Further on, the influencer says that he continued “reading the book with a twisted nose”. Look that. I knew a book had an ear, but… a nose? It must be one of those pop-up edits. “I’m really bothered”, he vents next. The “vent” is my interpretation. I imagine the boy in his thirties pouting. Honestly sad. Or rather, tisti. And running to show all his anti-racist impetus to the crowd.
Finally, Felipe Que Não É Senior, Filho, Jr. Or Sobrinho appeals to the well-known and recognized common sense of social networks to ask fans who perhaps “truly understand literature” and are distracted: “what is recommended in cases like this?”.
I confess that I was never bothered by “racist books.” Last week I reread “Angústia”, by Graciliano Ramos. I reread “O Beijo no Asfalto”, by Nelson Rodrigues. No crooked nose. Nor did I despair to the point of going around asking what I should do with these and other books. Racist dialogues or descriptions (or sexist, misogynist, homophobic, ageist , fatphobes, etc.) never tickled me. Nor did they ever awaken any perversity that I had hidden in a closet. But I’m reasonably normal. I guess.
That’s why I had to interview experts in Literary Post Traumatic Stress Disorder (LPTS) “Incinerate the book immediately”, taught me a girl who lives here in the apartment. the one to the side and that, from the blue hair, I prejudicedly deduced that it was woke. Was. Playing devil’s advocate, I asked if burning the book would contribute to climate change. In doubt, she gave me the phone number of the teacher who was guiding her in writing a thesis on who-knows-what (I didn’t pay attention). And she returned to the comfort of her Harry Potter.
I continued my search for answers to this important text of public interest. After much insistence, I was received at the house of a friendly blind teacher who emphatically recommended that the book be burned (“Mother Gaia will understand”). Then, still talking to the walls, she said that the ashes should be buried and the ground, salted with pink Himalayan salt.
I was already satisfied and was about to say goodbye when the teacher seemed to have remembered something. “This part is very important,” she said, and I pricked up my ears. “Sprinkle your eyes with alcohol, then dry off in the midday sun,” she suggested, brandishing her cane menacingly. I was scared, but not very much. I was already in the elevator when I saw her approach, the rather irritating tec tec tec pointing the way.

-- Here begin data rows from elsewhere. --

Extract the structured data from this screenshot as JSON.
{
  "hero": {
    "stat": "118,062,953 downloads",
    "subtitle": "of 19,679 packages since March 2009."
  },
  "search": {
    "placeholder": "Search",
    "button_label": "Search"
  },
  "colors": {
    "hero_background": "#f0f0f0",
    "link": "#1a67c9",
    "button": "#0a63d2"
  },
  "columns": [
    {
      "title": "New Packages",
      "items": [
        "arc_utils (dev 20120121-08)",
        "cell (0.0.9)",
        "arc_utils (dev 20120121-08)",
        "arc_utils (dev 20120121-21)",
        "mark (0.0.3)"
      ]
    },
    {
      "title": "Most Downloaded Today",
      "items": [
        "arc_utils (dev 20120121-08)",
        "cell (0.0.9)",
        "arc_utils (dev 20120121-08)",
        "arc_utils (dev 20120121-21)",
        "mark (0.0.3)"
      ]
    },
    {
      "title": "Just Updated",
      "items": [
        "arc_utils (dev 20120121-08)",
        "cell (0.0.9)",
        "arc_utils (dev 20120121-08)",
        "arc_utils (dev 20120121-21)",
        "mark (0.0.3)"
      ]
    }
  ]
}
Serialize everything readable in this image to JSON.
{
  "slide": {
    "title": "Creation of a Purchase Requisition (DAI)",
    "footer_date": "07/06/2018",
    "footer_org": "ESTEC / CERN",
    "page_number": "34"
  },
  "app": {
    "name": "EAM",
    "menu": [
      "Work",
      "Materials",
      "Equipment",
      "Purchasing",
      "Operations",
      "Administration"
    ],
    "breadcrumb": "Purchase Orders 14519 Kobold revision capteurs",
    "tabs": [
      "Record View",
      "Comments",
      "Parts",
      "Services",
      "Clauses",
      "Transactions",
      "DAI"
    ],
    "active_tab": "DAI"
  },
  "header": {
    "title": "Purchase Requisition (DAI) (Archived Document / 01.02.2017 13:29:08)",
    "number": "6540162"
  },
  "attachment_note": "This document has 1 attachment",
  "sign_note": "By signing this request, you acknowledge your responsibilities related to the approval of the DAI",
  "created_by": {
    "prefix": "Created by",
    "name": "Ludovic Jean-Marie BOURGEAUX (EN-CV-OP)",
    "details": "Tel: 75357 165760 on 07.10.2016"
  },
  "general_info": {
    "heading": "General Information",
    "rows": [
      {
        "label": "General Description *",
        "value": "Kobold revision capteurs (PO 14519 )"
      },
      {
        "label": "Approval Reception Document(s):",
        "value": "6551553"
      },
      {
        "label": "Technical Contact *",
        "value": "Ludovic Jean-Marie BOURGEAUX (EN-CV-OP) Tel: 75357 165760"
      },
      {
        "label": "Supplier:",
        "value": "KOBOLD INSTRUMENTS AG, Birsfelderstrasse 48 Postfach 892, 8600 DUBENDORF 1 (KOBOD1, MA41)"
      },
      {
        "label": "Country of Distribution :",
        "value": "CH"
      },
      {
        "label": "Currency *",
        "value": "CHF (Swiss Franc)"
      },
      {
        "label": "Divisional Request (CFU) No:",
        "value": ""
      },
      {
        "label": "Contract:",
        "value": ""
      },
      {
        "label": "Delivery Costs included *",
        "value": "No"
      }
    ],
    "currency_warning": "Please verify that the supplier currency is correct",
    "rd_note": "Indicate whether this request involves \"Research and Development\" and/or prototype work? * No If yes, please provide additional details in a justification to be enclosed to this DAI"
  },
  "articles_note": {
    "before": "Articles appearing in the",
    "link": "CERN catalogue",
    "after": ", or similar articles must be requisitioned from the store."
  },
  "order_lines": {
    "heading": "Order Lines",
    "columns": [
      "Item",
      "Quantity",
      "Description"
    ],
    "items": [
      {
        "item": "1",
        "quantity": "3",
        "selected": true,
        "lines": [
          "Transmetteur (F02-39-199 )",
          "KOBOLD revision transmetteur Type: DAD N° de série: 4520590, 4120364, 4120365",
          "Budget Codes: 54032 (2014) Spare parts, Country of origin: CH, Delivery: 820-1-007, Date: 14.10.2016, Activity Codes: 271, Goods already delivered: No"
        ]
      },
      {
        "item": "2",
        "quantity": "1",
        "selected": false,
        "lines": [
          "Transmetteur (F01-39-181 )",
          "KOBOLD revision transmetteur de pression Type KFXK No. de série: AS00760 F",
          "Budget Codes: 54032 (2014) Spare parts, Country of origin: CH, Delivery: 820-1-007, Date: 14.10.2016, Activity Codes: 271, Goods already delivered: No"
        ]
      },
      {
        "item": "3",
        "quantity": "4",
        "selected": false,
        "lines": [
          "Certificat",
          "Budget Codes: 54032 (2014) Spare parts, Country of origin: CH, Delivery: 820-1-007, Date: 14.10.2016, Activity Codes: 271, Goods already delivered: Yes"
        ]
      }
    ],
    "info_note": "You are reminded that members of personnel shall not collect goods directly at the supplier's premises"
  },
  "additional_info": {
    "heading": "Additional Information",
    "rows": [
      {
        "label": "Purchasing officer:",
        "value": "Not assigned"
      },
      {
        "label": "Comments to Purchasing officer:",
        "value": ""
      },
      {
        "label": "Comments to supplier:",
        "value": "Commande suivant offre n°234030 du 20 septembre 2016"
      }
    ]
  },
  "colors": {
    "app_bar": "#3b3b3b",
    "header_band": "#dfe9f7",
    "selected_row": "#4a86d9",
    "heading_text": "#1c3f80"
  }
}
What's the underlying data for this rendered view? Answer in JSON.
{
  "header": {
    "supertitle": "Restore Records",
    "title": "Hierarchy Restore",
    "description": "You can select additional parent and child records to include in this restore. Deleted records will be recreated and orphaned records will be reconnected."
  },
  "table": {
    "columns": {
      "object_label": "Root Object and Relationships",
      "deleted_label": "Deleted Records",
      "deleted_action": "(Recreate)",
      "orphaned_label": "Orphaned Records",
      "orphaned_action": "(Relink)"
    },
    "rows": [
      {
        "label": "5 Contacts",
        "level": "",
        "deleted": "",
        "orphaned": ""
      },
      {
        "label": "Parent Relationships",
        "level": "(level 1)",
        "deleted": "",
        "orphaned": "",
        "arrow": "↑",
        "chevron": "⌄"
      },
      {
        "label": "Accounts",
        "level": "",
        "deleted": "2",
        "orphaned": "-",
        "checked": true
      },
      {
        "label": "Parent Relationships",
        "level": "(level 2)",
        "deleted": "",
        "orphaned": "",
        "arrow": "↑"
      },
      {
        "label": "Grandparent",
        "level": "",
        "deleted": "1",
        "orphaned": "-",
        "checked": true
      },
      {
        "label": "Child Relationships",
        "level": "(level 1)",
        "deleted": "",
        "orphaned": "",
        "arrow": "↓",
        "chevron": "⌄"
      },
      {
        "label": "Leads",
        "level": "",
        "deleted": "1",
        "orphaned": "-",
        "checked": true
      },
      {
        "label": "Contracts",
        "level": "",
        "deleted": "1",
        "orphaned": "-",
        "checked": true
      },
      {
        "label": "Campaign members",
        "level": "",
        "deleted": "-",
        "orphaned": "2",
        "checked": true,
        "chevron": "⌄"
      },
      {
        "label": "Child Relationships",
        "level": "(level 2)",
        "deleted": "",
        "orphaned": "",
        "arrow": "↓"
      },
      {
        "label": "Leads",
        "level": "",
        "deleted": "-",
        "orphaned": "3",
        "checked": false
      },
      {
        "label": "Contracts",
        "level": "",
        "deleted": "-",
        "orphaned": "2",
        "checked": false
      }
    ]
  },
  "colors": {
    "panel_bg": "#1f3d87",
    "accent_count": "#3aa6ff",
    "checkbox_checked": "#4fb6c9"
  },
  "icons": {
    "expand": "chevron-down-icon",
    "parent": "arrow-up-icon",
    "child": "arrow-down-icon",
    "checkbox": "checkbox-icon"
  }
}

“Just one more thing”, she announced. I paused as if pulling a pad out of my pocket, but decided to make a mental note. “Go ahead,” she said, after pretending to be looking for her pen in one of her pockets. “Tell your friend to smoke the house well with rue, guinea, rosemary, boldo (boldo is always good) and mulatto catinga”, she suggested. I widened my eyes, but she didn’t see. Ah, this racist botany… “And, above all, don’t despair!”, he concluded.
The honest answer to the influencer question is something like: keep reading. Read more. Read better. Read without contemporary neuroses. In the specific case of “Moby Dick”, imagine yourself on a whaleship commanded by an obsessed man. Feel the freedom of the sea and the prison of the vessel at the same time. The prison of our conscience. Of our certainties. From our wishes.
Read the most uncomfortable parts to current hyper-sensitivity and go back in time in order to learn from mistakes for which you are not to blame. Admire all the changes we’ve gone through since the book was written. Behold the man enslaved for a cause! Glimpse one of the expressions of idolatry. Anyway, read and understand the distance that separates Melville’s genius from the mediocrity that is reducing classics of literature to “racist books”.
Based on on this tweet by friend Alexandre Soares Silva.